*** Information provided Section Begins ***

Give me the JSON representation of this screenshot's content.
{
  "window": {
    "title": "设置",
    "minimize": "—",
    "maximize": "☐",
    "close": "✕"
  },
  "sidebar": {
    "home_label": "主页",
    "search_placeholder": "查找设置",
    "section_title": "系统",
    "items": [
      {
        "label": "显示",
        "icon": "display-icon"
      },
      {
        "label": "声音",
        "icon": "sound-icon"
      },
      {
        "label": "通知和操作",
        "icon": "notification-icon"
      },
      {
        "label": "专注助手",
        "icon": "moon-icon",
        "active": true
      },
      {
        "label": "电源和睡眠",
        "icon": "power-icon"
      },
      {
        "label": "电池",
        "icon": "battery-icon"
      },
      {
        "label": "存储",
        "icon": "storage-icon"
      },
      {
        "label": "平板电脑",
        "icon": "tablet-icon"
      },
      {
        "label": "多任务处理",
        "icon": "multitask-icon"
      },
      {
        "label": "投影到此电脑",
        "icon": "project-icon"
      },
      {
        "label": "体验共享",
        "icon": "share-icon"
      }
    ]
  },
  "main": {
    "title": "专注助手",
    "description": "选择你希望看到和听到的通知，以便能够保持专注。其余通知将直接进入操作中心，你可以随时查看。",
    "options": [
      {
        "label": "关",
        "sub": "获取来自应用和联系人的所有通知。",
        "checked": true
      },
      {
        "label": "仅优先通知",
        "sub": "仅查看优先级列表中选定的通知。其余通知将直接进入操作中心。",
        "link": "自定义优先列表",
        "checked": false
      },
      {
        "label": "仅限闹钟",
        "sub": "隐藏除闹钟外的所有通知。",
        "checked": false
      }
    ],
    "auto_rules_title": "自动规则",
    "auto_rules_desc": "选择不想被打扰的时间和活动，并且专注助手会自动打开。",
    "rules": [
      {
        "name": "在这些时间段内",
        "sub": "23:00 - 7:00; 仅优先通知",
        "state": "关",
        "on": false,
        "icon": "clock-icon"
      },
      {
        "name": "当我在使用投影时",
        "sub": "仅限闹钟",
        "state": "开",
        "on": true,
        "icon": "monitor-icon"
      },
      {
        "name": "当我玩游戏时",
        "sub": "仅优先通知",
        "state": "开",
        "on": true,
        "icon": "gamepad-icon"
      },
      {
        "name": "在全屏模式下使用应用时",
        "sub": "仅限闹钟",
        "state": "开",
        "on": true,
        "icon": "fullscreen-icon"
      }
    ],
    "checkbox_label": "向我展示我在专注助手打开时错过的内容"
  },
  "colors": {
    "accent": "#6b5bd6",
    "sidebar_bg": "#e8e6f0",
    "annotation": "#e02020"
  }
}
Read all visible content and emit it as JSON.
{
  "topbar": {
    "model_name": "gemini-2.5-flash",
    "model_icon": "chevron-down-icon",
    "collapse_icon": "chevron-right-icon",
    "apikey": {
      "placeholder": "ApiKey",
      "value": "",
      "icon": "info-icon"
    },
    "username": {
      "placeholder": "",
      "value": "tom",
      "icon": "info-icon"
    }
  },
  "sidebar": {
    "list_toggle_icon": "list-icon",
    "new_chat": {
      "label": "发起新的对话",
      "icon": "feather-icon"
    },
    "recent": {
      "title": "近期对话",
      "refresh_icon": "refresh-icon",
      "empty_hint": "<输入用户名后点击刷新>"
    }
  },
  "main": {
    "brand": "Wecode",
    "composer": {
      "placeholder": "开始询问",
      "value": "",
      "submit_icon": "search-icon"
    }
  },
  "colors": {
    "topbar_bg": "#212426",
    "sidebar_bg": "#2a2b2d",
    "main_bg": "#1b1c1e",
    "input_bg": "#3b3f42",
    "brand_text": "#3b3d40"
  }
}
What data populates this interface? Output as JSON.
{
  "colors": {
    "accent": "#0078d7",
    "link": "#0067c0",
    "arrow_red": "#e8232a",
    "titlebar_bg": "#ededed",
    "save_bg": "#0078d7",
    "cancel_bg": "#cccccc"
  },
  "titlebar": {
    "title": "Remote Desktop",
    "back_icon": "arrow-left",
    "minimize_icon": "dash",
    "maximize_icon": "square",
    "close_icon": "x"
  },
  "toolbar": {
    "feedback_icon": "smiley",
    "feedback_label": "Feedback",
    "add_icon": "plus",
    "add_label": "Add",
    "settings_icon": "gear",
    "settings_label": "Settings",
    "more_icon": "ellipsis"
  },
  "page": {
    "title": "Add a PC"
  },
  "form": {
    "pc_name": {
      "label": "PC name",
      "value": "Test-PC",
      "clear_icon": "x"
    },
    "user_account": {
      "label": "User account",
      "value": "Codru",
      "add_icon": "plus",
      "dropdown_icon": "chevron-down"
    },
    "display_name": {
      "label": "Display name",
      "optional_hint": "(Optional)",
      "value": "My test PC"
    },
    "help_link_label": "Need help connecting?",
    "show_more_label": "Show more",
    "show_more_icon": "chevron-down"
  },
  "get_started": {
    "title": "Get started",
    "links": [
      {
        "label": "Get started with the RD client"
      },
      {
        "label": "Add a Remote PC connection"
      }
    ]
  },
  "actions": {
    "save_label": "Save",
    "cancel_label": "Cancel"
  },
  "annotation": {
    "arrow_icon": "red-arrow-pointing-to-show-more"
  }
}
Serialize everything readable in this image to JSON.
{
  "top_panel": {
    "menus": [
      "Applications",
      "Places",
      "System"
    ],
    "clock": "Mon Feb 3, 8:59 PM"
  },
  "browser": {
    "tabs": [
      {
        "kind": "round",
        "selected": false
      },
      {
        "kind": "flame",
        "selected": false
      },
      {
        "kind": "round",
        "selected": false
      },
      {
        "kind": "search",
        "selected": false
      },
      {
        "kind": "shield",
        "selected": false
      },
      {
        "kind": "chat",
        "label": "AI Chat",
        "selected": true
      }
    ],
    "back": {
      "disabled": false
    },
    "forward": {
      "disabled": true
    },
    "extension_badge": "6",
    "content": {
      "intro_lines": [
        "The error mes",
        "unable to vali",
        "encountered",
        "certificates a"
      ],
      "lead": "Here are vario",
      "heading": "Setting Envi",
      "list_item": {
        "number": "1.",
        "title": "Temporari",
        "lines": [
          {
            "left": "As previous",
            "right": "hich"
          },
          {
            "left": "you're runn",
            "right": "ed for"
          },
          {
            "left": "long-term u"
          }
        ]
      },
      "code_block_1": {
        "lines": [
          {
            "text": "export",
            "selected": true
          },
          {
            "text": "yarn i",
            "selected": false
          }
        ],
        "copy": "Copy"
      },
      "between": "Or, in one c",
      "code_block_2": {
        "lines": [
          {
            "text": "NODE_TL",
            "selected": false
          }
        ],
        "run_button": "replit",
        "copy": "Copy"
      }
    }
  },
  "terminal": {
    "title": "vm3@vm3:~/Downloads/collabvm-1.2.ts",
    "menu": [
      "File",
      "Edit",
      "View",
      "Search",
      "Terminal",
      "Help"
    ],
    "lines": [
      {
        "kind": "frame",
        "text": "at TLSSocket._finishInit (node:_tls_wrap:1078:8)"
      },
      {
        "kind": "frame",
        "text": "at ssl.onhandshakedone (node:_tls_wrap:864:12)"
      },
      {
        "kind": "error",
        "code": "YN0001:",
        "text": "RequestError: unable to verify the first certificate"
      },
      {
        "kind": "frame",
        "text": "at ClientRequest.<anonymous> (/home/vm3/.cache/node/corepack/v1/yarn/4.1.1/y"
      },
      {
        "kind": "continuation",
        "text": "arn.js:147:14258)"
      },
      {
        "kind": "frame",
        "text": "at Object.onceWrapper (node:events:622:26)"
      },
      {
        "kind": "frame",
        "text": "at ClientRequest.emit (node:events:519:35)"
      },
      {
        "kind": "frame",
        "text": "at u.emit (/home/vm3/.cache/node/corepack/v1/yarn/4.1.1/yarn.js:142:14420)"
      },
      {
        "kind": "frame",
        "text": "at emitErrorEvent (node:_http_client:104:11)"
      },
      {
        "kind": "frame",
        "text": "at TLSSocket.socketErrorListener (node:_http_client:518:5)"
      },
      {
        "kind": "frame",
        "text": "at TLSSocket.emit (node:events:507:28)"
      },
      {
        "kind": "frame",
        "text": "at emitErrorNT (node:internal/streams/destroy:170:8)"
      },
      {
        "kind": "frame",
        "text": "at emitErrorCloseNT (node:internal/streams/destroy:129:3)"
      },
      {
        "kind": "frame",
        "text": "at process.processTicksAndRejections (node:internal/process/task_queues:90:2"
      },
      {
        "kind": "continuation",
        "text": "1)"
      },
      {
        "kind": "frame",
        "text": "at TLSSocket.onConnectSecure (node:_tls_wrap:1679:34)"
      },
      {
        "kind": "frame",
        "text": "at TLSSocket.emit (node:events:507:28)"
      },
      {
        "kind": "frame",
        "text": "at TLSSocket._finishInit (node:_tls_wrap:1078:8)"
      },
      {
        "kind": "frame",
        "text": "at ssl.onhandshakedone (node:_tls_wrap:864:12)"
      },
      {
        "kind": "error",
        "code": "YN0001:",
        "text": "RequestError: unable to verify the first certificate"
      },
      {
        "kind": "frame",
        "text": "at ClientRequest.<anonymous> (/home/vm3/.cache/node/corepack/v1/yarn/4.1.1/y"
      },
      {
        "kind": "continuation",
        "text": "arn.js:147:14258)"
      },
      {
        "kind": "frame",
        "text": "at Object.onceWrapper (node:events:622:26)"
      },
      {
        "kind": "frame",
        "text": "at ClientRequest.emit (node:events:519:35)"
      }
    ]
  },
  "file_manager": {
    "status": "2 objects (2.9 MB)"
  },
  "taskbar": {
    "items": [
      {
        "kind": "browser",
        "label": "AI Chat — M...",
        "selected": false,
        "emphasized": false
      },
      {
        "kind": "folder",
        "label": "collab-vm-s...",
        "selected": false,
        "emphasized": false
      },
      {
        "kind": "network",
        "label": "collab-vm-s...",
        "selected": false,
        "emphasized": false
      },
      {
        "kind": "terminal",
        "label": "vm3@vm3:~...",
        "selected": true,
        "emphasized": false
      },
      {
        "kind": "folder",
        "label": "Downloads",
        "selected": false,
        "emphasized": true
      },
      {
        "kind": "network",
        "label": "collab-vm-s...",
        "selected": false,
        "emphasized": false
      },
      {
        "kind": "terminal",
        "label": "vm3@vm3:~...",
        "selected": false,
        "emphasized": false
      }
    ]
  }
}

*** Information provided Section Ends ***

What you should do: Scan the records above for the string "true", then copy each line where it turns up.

Expected output:
        "active": true
        "checked": true
        "on": true,
        "on": true,
        "on": true,
        "selected": true
      "disabled": true
            "selected": true
        "selected": true,
        "emphasized": true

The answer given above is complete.